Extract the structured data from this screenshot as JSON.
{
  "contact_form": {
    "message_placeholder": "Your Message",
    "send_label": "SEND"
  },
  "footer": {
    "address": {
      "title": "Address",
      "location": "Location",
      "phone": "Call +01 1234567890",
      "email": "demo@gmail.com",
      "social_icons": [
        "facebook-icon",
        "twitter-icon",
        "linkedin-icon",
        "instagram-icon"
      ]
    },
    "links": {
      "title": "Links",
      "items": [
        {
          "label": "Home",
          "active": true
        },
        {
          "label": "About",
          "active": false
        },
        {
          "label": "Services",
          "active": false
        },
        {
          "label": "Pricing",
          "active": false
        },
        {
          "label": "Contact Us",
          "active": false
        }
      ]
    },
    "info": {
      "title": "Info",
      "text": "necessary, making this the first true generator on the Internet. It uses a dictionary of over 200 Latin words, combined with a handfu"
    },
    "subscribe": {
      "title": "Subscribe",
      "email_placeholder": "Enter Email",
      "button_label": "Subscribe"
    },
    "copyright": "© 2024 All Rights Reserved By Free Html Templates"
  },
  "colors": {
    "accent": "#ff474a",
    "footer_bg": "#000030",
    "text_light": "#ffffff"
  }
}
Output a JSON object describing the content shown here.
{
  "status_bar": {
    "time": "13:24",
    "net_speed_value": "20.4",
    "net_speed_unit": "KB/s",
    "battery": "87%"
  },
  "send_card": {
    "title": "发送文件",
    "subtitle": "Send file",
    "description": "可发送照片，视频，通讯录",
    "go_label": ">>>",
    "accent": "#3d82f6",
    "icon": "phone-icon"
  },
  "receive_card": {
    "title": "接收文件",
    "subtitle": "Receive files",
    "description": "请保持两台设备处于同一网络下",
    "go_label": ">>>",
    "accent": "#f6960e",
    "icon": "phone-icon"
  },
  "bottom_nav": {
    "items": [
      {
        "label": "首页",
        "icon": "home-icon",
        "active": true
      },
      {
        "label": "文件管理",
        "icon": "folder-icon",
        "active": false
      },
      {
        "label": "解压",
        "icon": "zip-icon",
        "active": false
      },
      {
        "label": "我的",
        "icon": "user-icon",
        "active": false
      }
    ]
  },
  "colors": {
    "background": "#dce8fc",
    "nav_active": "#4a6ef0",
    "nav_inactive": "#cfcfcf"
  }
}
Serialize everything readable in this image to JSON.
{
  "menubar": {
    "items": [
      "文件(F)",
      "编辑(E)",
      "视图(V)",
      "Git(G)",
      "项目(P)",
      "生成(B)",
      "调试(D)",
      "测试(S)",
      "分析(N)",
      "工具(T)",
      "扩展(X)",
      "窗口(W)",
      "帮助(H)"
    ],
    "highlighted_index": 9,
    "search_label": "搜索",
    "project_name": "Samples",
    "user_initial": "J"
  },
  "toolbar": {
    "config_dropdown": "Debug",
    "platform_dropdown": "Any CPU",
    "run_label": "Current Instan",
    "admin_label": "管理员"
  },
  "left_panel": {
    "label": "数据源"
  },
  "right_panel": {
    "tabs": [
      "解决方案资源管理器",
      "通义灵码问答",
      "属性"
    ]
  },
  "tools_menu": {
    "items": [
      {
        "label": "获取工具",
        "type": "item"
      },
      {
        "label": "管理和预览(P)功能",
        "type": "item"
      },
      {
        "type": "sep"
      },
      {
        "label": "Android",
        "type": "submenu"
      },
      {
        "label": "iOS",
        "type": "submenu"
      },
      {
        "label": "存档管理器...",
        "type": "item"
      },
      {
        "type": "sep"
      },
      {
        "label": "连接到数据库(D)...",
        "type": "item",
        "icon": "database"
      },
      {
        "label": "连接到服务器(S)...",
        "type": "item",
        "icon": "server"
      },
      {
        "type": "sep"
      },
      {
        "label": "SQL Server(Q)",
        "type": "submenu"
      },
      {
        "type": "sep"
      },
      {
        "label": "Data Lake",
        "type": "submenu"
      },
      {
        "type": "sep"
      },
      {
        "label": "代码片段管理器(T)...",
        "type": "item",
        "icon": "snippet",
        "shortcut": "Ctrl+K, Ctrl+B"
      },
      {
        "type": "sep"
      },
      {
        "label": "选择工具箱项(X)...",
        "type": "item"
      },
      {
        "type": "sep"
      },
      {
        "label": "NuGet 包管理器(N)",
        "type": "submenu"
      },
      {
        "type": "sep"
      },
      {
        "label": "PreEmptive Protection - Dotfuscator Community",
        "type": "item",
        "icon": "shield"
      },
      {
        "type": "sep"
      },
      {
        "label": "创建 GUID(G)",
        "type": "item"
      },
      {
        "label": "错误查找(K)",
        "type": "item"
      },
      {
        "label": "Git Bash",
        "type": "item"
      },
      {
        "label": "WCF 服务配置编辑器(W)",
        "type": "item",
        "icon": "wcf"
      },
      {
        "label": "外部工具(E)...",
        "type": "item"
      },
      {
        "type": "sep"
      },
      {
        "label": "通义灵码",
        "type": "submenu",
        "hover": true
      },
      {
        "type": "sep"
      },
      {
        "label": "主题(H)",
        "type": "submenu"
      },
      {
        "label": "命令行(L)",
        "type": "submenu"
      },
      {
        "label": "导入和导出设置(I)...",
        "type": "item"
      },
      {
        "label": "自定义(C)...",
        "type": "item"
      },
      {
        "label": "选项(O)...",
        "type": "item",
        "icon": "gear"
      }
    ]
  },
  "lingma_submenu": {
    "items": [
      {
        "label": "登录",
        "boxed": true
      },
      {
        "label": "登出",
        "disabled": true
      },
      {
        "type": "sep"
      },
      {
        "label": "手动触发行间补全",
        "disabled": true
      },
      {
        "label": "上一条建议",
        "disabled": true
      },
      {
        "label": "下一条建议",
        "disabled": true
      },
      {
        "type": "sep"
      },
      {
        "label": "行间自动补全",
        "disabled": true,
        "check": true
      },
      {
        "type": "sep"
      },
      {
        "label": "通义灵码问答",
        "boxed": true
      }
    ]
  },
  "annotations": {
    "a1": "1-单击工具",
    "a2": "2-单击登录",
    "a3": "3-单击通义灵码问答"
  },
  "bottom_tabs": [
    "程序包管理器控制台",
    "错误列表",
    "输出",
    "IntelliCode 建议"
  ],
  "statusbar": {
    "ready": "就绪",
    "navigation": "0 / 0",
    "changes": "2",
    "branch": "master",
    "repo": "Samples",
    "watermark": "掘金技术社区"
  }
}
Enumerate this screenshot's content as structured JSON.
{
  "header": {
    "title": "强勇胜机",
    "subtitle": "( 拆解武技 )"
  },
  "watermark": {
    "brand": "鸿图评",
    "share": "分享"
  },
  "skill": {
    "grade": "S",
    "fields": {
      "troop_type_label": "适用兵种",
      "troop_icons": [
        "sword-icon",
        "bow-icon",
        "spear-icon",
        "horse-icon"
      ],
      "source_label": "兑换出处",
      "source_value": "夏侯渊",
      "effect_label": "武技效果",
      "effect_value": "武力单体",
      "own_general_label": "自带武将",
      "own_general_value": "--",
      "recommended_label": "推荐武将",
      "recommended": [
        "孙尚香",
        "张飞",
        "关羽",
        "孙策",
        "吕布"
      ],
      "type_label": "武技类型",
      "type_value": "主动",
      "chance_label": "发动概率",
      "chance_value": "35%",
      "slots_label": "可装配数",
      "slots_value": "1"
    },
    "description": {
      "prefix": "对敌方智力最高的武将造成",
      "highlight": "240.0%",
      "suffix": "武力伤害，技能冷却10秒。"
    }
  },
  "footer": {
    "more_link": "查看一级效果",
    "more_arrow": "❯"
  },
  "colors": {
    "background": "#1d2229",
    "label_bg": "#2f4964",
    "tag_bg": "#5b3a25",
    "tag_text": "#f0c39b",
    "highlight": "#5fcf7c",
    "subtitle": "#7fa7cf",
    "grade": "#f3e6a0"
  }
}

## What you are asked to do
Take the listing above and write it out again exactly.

## Result below
Extract the structured data from this screenshot as JSON.
{
  "contact_form": {
    "message_placeholder": "Your Message",
    "send_label": "SEND"
  },
  "footer": {
    "address": {
      "title": "Address",
      "location": "Location",
      "phone": "Call +01 1234567890",
      "email": "demo@gmail.com",
      "social_icons": [
        "facebook-icon",
        "twitter-icon",
        "linkedin-icon",
        "instagram-icon"
      ]
    },
    "links": {
      "title": "Links",
      "items": [
        {
          "label": "Home",
          "active": true
        },
        {
          "label": "About",
          "active": false
        },
        {
          "label": "Services",
          "active": false
        },
        {
          "label": "Pricing",
          "active": false
        },
        {
          "label": "Contact Us",
          "active": false
        }
      ]
    },
    "info": {
      "title": "Info",
      "text": "necessary, making this the first true generator on the Internet. It uses a dictionary of over 200 Latin words, combined with a handfu"
    },
    "subscribe": {
      "title": "Subscribe",
      "email_placeholder": "Enter Email",
      "button_label": "Subscribe"
    },
    "copyright": "© 2024 All Rights Reserved By Free Html Templates"
  },
  "colors": {
    "accent": "#ff474a",
    "footer_bg": "#000030",
    "text_light": "#ffffff"
  }
}
Output a JSON object describing the content shown here.
{
  "status_bar": {
    "time": "13:24",
    "net_speed_value": "20.4",
    "net_speed_unit": "KB/s",
    "battery": "87%"
  },
  "send_card": {
    "title": "发送文件",
    "subtitle": "Send file",
    "description": "可发送照片，视频，通讯录",
    "go_label": ">>>",
    "accent": "#3d82f6",
    "icon": "phone-icon"
  },
  "receive_card": {
    "title": "接收文件",
    "subtitle": "Receive files",
    "description": "请保持两台设备处于同一网络下",
    "go_label": ">>>",
    "accent": "#f6960e",
    "icon": "phone-icon"
  },
  "bottom_nav": {
    "items": [
      {
        "label": "首页",
        "icon": "home-icon",
        "active": true
      },
      {
        "label": "文件管理",
        "icon": "folder-icon",
        "active": false
      },
      {
        "label": "解压",
        "icon": "zip-icon",
        "active": false
      },
      {
        "label": "我的",
        "icon": "user-icon",
        "active": false
      }
    ]
  },
  "colors": {
    "background": "#dce8fc",
    "nav_active": "#4a6ef0",
    "nav_inactive": "#cfcfcf"
  }
}
Serialize everything readable in this image to JSON.
{
  "menubar": {
    "items": [
      "文件(F)",
      "编辑(E)",
      "视图(V)",
      "Git(G)",
      "项目(P)",
      "生成(B)",
      "调试(D)",
      "测试(S)",
      "分析(N)",
      "工具(T)",
      "扩展(X)",
      "窗口(W)",
      "帮助(H)"
    ],
    "highlighted_index": 9,
    "search_label": "搜索",
    "project_name": "Samples",
    "user_initial": "J"
  },
  "toolbar": {
    "config_dropdown": "Debug",
    "platform_dropdown": "Any CPU",
    "run_label": "Current Instan",
    "admin_label": "管理员"
  },
  "left_panel": {
    "label": "数据源"
  },
  "right_panel": {
    "tabs": [
      "解决方案资源管理器",
      "通义灵码问答",
      "属性"
    ]
  },
  "tools_menu": {
    "items": [
      {
        "label": "获取工具",
        "type": "item"
      },
      {
        "label": "管理和预览(P)功能",
        "type": "item"
      },
      {
        "type": "sep"
      },
      {
        "label": "Android",
        "type": "submenu"
      },
      {
        "label": "iOS",
        "type": "submenu"
      },
      {
        "label": "存档管理器...",
        "type": "item"
      },
      {
        "type": "sep"
      },
      {
        "label": "连接到数据库(D)...",
        "type": "item",
        "icon": "database"
      },
      {
        "label": "连接到服务器(S)...",
        "type": "item",
        "icon": "server"
      },
      {
        "type": "sep"
      },
      {
        "label": "SQL Server(Q)",
        "type": "submenu"
      },
      {
        "type": "sep"
      },
      {
        "label": "Data Lake",
        "type": "submenu"
      },
      {
        "type": "sep"
      },
      {
        "label": "代码片段管理器(T)...",
        "type": "item",
        "icon": "snippet",
        "shortcut": "Ctrl+K, Ctrl+B"
      },
      {
        "type": "sep"
      },
      {
        "label": "选择工具箱项(X)...",
        "type": "item"
      },
      {
        "type": "sep"
      },
      {
        "label": "NuGet 包管理器(N)",
        "type": "submenu"
      },
      {
        "type": "sep"
      },
      {
        "label": "PreEmptive Protection - Dotfuscator Community",
        "type": "item",
        "icon": "shield"
      },
      {
        "type": "sep"
      },
      {
        "label": "创建 GUID(G)",
        "type": "item"
      },
      {
        "label": "错误查找(K)",
        "type": "item"
      },
      {
        "label": "Git Bash",
        "type": "item"
      },
      {
        "label": "WCF 服务配置编辑器(W)",
        "type": "item",
        "icon": "wcf"
      },
      {
        "label": "外部工具(E)...",
        "type": "item"
      },
      {
        "type": "sep"
      },
      {
        "label": "通义灵码",
        "type": "submenu",
        "hover": true
      },
      {
        "type": "sep"
      },
      {
        "label": "主题(H)",
        "type": "submenu"
      },
      {
        "label": "命令行(L)",
        "type": "submenu"
      },
      {
        "label": "导入和导出设置(I)...",
        "type": "item"
      },
      {
        "label": "自定义(C)...",
        "type": "item"
      },
      {
        "label": "选项(O)...",
        "type": "item",
        "icon": "gear"
      }
    ]
  },
  "lingma_submenu": {
    "items": [
      {
        "label": "登录",
        "boxed": true
      },
      {
        "label": "登出",
        "disabled": true
      },
      {
        "type": "sep"
      },
      {
        "label": "手动触发行间补全",
        "disabled": true
      },
      {
        "label": "上一条建议",
        "disabled": true
      },
      {
        "label": "下一条建议",
        "disabled": true
      },
      {
        "type": "sep"
      },
      {
        "label": "行间自动补全",
        "disabled": true,
        "check": true
      },
      {
        "type": "sep"
      },
      {
        "label": "通义灵码问答",
        "boxed": true
      }
    ]
  },
  "annotations": {
    "a1": "1-单击工具",
    "a2": "2-单击登录",
    "a3": "3-单击通义灵码问答"
  },
  "bottom_tabs": [
    "程序包管理器控制台",
    "错误列表",
    "输出",
    "IntelliCode 建议"
  ],
  "statusbar": {
    "ready": "就绪",
    "navigation": "0 / 0",
    "changes": "2",
    "branch": "master",
    "repo": "Samples",
    "watermark": "掘金技术社区"
  }
}
Enumerate this screenshot's content as structured JSON.
{
  "header": {
    "title": "强勇胜机",
    "subtitle": "( 拆解武技 )"
  },
  "watermark": {
    "brand": "鸿图评",
    "share": "分享"
  },
  "skill": {
    "grade": "S",
    "fields": {
      "troop_type_label": "适用兵种",
      "troop_icons": [
        "sword-icon",
        "bow-icon",
        "spear-icon",
        "horse-icon"
      ],
      "source_label": "兑换出处",
      "source_value": "夏侯渊",
      "effect_label": "武技效果",
      "effect_value": "武力单体",
      "own_general_label": "自带武将",
      "own_general_value": "--",
      "recommended_label": "推荐武将",
      "recommended": [
        "孙尚香",
        "张飞",
        "关羽",
        "孙策",
        "吕布"
      ],
      "type_label": "武技类型",
      "type_value": "主动",
      "chance_label": "发动概率",
      "chance_value": "35%",
      "slots_label": "可装配数",
      "slots_value": "1"
    },
    "description": {
      "prefix": "对敌方智力最高的武将造成",
      "highlight": "240.0%",
      "suffix": "武力伤害，技能冷却10秒。"
    }
  },
  "footer": {
    "more_link": "查看一级效果",
    "more_arrow": "❯"
  },
  "colors": {
    "background": "#1d2229",
    "label_bg": "#2f4964",
    "tag_bg": "#5b3a25",
    "tag_text": "#f0c39b",
    "highlight": "#5fcf7c",
    "subtitle": "#7fa7cf",
    "grade": "#f3e6a0"
  }
}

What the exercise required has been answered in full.